Methods: A survey of oncology center employees was conducted to determine those factors associated with perceived risk of cancer and compliance with preventive care guidelines. Five hundred six employees participated in the survey.
Results: The average perceived absolute risk of developing cancer in the next 20 years was 29%. Perceived risk for cancer was higher among women than men. Among men, only current smoking and duration of employment, adjusting for age, were significantly associated with the perceived risk of developing cancer. For women, in addition to smoking, personal experience with cancer among family and friends and perceived health status were significantly associated with the perceived risk of cancer. The practice of cancer preventive behaviors was unrelated to personal risk perception. Less than one-fourth of participants age 40 years and older had a sigmoidoscopy in the last 3 years and less than one-third reported having had their stool checked for blood. The majority of women had a pap smear in the past 10 years; 89% had a pap smear in the past 3 years. Eighty-eight percent of women over 40 and 94% of women over 50 had ever had a mammogram; the majority of these women had had mammograms in the past two years.
Conclusion: Perceived risk of developing cancer was significantly higher than in projected probabilities based on the incidence of cancer in the United States. Despite the high perceived risk of developing cancer, the practice of colon cancer screening was low.
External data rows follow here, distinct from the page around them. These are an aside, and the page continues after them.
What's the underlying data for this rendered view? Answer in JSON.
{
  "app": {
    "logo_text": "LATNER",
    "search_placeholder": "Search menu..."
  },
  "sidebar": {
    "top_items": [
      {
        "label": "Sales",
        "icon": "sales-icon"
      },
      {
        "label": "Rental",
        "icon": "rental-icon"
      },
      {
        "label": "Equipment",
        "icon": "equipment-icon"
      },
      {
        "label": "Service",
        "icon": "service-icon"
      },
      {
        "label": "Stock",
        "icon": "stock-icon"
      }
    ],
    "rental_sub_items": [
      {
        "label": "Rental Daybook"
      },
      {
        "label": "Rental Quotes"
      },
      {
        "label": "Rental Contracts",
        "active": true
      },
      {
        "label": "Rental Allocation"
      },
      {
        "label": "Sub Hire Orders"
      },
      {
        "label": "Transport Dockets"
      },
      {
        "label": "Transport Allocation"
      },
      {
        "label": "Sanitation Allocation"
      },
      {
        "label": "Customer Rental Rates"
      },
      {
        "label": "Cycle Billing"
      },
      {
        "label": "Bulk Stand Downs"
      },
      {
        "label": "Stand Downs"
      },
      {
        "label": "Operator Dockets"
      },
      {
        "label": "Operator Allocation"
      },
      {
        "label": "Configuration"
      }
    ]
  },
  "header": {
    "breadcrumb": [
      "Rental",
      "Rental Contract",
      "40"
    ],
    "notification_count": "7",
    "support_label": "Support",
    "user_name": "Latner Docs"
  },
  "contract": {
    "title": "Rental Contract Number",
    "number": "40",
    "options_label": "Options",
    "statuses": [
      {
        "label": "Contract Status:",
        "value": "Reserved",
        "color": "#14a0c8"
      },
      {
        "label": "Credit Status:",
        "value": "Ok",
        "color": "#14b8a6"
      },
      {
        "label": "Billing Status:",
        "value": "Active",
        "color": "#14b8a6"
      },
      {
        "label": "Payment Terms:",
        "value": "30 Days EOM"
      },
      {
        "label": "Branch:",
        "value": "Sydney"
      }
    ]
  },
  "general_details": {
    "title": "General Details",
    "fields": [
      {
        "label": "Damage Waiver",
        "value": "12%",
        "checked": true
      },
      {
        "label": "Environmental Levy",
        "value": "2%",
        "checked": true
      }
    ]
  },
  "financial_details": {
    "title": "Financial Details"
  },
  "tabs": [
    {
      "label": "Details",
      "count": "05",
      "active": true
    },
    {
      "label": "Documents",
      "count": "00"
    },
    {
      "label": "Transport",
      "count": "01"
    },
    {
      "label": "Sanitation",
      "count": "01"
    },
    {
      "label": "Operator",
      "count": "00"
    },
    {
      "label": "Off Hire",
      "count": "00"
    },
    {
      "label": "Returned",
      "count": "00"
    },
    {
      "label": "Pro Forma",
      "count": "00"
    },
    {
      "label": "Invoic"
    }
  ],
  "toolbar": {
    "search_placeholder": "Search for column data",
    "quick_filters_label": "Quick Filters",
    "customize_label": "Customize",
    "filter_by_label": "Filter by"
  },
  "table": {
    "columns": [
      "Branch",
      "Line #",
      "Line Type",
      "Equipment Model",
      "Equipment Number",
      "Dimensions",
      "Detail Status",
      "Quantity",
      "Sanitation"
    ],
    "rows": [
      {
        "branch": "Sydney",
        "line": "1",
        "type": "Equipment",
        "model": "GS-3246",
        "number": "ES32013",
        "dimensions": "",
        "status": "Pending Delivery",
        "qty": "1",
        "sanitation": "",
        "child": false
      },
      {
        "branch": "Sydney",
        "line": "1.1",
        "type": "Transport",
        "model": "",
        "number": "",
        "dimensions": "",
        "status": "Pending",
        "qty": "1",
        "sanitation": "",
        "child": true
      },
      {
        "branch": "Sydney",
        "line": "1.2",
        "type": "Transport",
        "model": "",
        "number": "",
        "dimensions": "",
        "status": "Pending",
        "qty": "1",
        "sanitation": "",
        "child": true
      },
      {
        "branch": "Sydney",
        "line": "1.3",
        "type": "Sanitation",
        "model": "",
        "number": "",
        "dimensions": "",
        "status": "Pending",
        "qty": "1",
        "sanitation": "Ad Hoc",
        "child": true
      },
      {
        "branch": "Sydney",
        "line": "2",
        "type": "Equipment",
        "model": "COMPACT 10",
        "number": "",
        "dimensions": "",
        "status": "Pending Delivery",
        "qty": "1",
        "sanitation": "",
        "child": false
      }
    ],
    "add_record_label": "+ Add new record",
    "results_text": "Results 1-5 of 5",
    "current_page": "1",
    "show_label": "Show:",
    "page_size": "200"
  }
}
Factors other than perception of personal risk of cancer may be important in encouraging participation in screening programs.